In the initial shakedown of this package, my colleague Emily Bosak and I found some glitches.

Too many repos


If you are using devtools 1.13.4, and if your collection of repositories is too long, devtools::build() runs into a problem. The error looks like this:

'/Library/Frameworks/R.framework/Resources/bin/R' --no-site-file --no-environ --no-save --no-restore  \
  --quiet CMD build '/Users/ijlyttle/Documents/git/github/public_me/ghentr' --no-resave-data  \

Error: 4:3: unexpected symbol
3: ""
4:   ...
Execution halted
Error: Command failed (1)


As suggested in the response to this issue, if you use pkgbuild::build(), used in the development version of devtools (as of early 2018), this problem goes away.

Another way to build the source package is to follow the “Build” > “More” > “Build Source Package” sequence in the RStudio IDE:

At the end of the process, the string you need for drat::insertPackage() will be printed to that window.

Windows and SSH

Frustratingly, this glitch can be as many as three separate glitches.


This is an issue we have seen on Windows - our initial investigation confirmed this for Windows 7. Jenny Bryan (thanks!) confirmed this for Windows 10.

This appears when using usethis::use_github() or local variation of it, using SSH for the git remotes.

One of the functions that usethis::use_github() relies on is git2r::push() - the credentials argument to use_github() is passed to push(). If its value is NULL (the default), then push() will pass the request for credentials to an ssh-agent. I find that this works well on Mac, but I am having trouble to establish an ssh-agent on Windows that can make itself known to git2r.

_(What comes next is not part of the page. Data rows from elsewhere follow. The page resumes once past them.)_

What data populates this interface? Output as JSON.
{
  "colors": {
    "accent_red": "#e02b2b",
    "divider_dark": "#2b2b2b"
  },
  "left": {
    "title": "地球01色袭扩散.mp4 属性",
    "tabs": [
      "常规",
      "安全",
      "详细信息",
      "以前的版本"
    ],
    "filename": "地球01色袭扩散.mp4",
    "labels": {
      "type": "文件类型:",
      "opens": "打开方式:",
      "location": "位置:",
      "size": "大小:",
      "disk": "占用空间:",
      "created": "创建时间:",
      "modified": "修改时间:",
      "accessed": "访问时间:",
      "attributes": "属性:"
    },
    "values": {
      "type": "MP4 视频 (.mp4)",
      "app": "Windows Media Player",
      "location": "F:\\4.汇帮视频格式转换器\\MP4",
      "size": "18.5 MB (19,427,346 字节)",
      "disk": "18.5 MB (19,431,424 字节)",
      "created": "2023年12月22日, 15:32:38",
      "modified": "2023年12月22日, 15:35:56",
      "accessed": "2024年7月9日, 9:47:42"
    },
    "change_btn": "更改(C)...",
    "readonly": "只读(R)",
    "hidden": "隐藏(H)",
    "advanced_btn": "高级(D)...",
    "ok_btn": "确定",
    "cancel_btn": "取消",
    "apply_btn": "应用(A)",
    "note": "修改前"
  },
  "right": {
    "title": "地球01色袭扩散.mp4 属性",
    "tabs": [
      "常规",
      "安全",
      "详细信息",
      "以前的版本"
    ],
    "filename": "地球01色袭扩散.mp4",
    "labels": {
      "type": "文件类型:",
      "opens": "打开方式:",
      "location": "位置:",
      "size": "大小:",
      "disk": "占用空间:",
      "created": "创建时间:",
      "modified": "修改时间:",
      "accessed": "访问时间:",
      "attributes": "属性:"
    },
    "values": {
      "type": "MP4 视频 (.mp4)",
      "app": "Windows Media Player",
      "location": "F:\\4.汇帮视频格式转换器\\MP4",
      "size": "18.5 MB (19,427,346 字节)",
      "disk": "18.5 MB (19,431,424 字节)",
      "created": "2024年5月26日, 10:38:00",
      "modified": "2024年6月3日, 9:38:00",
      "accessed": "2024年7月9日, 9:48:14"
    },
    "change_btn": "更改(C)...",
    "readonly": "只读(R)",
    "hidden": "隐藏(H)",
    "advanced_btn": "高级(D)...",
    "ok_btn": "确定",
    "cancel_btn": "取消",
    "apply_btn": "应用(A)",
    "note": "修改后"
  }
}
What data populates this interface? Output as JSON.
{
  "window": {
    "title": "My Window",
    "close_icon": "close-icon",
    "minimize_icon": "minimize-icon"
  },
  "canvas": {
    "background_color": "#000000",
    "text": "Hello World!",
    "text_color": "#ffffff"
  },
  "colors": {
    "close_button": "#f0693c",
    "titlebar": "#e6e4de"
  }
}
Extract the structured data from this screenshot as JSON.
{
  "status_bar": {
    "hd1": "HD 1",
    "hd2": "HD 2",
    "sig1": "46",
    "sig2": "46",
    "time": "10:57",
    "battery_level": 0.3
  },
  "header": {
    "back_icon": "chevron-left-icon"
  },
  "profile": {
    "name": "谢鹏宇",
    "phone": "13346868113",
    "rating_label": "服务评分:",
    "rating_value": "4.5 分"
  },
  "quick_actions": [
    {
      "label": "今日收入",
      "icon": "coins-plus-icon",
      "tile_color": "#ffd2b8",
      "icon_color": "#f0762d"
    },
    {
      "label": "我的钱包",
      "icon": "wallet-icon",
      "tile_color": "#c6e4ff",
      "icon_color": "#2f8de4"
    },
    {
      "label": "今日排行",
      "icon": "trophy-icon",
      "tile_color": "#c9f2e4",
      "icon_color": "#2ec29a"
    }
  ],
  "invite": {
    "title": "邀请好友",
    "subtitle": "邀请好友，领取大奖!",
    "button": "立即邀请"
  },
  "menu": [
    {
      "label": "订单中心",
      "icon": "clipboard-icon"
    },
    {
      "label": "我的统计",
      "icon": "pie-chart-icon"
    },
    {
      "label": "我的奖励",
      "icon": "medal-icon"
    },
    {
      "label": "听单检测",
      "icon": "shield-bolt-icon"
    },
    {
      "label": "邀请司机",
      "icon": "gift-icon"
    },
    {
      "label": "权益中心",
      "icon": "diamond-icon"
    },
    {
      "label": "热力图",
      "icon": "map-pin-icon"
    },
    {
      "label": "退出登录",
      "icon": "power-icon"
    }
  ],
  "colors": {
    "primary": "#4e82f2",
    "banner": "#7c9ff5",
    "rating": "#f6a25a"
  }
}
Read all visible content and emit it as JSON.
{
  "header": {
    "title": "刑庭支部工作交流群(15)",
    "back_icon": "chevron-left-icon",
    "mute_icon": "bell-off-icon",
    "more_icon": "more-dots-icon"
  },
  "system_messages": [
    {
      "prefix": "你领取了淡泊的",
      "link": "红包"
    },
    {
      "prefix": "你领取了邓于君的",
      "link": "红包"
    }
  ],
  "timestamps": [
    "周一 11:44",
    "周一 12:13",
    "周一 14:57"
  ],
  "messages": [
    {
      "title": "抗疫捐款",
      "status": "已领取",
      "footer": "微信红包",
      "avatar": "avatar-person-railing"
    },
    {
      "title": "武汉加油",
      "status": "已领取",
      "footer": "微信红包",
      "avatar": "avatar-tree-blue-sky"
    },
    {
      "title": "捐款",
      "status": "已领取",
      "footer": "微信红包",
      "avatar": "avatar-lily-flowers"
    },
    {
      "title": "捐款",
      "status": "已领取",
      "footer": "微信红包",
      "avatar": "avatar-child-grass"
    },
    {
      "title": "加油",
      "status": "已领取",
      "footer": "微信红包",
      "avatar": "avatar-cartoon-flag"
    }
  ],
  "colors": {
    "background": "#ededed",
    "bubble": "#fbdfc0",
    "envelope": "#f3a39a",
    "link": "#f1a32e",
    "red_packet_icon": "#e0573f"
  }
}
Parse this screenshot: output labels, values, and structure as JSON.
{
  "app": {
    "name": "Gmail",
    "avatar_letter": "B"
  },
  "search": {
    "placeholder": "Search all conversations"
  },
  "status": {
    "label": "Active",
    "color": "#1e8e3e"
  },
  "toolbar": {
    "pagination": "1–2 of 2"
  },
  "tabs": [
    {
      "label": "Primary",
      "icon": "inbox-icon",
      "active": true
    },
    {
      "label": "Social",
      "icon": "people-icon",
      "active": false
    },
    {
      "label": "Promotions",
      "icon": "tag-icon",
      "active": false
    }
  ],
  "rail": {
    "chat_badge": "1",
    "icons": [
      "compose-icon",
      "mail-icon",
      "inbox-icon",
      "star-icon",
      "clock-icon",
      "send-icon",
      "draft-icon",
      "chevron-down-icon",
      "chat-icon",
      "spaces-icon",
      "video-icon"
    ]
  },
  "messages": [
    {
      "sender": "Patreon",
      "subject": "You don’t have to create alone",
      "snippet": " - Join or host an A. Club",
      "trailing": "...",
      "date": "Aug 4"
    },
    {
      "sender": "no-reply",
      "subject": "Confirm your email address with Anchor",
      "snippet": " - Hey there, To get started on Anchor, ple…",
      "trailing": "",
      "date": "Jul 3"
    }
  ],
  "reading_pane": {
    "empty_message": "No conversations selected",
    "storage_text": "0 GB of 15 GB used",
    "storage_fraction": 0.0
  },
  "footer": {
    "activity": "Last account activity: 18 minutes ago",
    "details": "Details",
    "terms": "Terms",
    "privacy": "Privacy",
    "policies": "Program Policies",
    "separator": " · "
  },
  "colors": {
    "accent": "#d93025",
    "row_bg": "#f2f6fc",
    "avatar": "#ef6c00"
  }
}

Thus, when we tried this:

We got this:

✔ Creating GitHub repository
✔ Adding GitHub remote
✔ Pushing to GitHub and setting remote tracking branch
Error in .local(object, ...) : 
  Error in 'git2r_push': error authenticating: failed connecting agent


Luckily, there is an alternative: if use_github() cannot use the ssh-agent, we can supply the credentials argument:


If you created your keys using the RStudio IDE, it will put them in "C:/Users/username/.ssh".

The function git2r::cred_ssh_key() looks for your keys in the directory "~/.ssh". On Windows, this may be problematic. When we type path.expand("~"), we get "C:/Users/username/Documents". This means that git2r::cred_ssh_key() looks for our keys in "C:/Users/username/Documents/.ssh"; they aren’t there!


One solution is to create a symbolic directory-link so that we need keep only one set of keys. Following the Windows “Start” button, we opened the command line, using “Run as administrator”.

At this Windows command line, we created the symbolic directory-link:

MKLINK /D "C:\Users\username\Documents\.ssh" "C:\Users\username\.ssh"

Jenny Bryan, at “Happy Git with R”, proposed another solution to tell git2r::cred_ssh_key() where to find your .ssh directory:

Either way, git2r::push() can find your keys.


If your key is protected by a passphrase (it is, right?), git2r::push() needs your help to get it.


If the package getPass is installed, then git2r::push() will launch a popup where you can enter your (obscured) passphrase.


At this point, you should be able to use SSH keys on Windows without difficulty.